Despite a 10.9 per cent increase in retail sales, the country's housing and automobile consumption, which have been two key drivers of national economic growth, both slowed in the first quarter. Statistics show that auto sales grew 11 per cent year-on-year in the first quarter, 3.2 percentage points lower than the previous year. At the same time, real estate investment was 10.6 percentage points lower from a year earlier. The decelerated growth of domestic demand will possibly cause the government to strengthen interventions in the market.
The country's fiscal expenditures in the first quarter amounted to 2.41 trillion yuan, an increase of 33.6 per cent. Despite a sizeable increase in scientific, educational and medical care input, their efficiency and quality are yet to be improved and there remain concerns over whether these investments will bolster market vitality and facilitate the entry of non-government capital, a key factor for sustainable development of the national economy.
China should first cut taxes on enterprises, especially manufacturing enterprises as a key to help its slowed economy to survive the looming challenges. An asymmetrical tax policy should be adopted, characterised by increasing taxes on monopolistic enterprises as a subsidy for the losses caused by tax cuts for downstream manufacturing and service sectors.
Reducing the tax burden on enterprises will play a bigger role than raising the personal income tax threshold in increasing personal incomes and consolidating government fiscal revenues. Any plans to count on low wages and a well-developed social security network to improve the lives of ordinary people will possibly lead to a high welfare society, such as those of some European nations.
To reduce and forestall the negative influences produced by the continuing decline in economic growth on market expectations and national confidence, China should also try to take measures to boost domestic enterprises' profit-making capability to ensure their growth.
It should adhere to the principle of free trade and strengthen international cooperation as a way to maintain their international competitiveness.
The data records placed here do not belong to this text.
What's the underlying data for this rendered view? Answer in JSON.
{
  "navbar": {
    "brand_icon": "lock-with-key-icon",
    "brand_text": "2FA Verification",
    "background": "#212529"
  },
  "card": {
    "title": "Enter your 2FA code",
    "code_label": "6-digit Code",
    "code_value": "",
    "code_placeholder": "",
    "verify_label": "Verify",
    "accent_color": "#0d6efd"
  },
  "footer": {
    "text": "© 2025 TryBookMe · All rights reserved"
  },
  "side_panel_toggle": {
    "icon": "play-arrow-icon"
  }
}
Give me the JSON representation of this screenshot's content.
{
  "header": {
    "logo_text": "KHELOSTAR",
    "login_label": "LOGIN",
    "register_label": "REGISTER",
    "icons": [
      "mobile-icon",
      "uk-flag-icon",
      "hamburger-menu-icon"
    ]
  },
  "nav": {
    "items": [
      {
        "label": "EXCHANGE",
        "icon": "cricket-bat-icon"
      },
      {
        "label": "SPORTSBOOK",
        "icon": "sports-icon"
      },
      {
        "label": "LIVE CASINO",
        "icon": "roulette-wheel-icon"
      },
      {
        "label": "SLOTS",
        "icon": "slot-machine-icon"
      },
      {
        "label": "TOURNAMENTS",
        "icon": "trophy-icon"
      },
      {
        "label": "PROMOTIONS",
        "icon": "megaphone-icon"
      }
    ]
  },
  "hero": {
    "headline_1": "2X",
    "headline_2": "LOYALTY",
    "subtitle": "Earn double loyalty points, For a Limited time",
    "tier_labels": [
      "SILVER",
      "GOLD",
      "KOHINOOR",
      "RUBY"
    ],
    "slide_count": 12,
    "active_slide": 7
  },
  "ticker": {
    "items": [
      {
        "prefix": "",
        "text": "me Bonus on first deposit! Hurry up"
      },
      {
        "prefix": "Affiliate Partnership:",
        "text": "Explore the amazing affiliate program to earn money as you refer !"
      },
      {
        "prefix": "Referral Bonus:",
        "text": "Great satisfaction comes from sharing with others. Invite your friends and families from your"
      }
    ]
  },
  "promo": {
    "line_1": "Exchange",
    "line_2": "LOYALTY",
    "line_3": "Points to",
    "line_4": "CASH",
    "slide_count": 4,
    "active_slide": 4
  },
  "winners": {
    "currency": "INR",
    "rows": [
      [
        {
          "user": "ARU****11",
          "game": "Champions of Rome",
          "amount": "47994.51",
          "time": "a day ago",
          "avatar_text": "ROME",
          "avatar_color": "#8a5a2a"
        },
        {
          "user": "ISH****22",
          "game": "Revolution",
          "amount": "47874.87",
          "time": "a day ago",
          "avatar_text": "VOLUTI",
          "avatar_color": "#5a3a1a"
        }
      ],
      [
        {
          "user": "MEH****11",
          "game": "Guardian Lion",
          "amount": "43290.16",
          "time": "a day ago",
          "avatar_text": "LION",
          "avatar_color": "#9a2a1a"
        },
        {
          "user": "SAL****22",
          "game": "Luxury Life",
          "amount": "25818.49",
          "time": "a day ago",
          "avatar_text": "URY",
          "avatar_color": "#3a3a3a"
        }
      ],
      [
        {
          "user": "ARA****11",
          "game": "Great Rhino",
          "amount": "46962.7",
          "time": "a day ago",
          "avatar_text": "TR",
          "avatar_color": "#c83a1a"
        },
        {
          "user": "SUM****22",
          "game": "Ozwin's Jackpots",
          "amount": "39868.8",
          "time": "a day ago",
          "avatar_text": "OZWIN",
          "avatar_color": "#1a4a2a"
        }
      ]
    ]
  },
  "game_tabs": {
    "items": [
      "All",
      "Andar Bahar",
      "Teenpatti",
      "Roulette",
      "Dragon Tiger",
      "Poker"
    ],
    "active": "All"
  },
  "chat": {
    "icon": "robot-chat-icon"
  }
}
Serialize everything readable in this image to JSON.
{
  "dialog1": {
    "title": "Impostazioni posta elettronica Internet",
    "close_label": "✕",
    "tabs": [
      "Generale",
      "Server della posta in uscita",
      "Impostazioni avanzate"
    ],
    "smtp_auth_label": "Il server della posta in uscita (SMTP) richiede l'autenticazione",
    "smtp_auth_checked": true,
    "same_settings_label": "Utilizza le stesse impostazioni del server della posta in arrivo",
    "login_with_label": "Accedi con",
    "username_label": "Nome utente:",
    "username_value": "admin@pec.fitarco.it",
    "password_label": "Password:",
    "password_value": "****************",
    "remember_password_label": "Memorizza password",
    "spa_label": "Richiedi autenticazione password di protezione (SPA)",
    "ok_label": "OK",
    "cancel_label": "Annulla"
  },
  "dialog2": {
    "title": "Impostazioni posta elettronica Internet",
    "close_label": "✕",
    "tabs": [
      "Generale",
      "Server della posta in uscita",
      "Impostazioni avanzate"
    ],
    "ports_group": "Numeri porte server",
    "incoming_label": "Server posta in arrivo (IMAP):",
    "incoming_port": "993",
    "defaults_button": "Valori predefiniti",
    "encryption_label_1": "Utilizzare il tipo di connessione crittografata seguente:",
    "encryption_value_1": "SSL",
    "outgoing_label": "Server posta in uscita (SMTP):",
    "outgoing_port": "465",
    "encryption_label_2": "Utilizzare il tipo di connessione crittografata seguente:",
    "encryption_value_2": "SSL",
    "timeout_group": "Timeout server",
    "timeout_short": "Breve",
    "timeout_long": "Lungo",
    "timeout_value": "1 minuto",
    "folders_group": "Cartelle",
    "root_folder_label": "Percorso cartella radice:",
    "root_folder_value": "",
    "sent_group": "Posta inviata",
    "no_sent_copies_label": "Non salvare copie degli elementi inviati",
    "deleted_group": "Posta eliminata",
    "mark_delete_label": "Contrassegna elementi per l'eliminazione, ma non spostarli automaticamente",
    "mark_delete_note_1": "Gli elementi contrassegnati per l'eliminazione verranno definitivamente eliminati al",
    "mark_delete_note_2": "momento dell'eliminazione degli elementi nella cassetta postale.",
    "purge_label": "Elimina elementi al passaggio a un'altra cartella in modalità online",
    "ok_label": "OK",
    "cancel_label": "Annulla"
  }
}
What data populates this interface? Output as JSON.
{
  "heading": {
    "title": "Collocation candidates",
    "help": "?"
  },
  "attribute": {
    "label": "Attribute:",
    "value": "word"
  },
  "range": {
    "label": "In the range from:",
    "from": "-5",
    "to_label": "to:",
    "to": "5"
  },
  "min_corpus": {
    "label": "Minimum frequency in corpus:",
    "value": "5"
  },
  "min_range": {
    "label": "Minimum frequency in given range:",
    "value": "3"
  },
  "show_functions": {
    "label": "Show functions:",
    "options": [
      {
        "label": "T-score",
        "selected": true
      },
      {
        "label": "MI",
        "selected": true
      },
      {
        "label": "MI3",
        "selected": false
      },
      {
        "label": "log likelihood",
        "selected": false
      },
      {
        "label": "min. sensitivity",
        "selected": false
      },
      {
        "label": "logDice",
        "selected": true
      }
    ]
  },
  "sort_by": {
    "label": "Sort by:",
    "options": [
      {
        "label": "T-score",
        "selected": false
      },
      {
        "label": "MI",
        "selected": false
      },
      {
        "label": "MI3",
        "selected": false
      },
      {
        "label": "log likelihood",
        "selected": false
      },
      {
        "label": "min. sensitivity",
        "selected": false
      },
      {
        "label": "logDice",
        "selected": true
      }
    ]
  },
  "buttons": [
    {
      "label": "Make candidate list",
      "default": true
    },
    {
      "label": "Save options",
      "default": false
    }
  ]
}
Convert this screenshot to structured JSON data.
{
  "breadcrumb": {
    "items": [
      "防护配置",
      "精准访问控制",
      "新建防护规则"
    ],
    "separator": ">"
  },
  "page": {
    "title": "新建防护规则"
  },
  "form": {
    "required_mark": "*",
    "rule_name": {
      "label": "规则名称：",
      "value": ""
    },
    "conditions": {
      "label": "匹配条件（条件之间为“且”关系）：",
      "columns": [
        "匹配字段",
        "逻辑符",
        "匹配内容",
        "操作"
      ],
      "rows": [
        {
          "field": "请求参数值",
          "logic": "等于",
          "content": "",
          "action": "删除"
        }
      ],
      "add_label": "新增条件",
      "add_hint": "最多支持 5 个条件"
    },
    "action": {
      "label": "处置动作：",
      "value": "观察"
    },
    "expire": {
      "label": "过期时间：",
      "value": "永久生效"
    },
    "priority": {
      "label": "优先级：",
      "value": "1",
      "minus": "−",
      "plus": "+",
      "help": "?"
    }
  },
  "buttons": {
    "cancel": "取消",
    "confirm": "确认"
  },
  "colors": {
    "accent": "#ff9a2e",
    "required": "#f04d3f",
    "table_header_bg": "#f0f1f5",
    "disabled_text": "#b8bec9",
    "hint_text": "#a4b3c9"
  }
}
At the same time, measures should be taken to create a favourable environment at home to boost their profit-making capability and increase the government procurement of domestic products.
Besides, the government should try to protect the rights and interests of consumers and create an ideal environment for their consumption, especially middle and high-income groups. This will promote the development of domestic enterprises and increase employment.
More sound and practical measures and efforts should also be taken to help transform China into an innovation and consumption-driven economy. To this end, the country should make unremitting efforts to improve its education and research to facilitate its struggling and overdue transformation into a knowledge and capital-intensive society, which appears particularly urgent since the "demographic dividend" is waning.
The country should be fully aware that its inefficient social welfare system, together with the absence of a full-fledged social security network, will weaken its capability to fend off risks and aggravate people's tendency to save. At the same time, a healthy stimulus mechanism and a market-based income redistribution mechanism should be set up to aid the country's economic and social transformation.
The author is vice-dean of the School of Economics at Fudan University.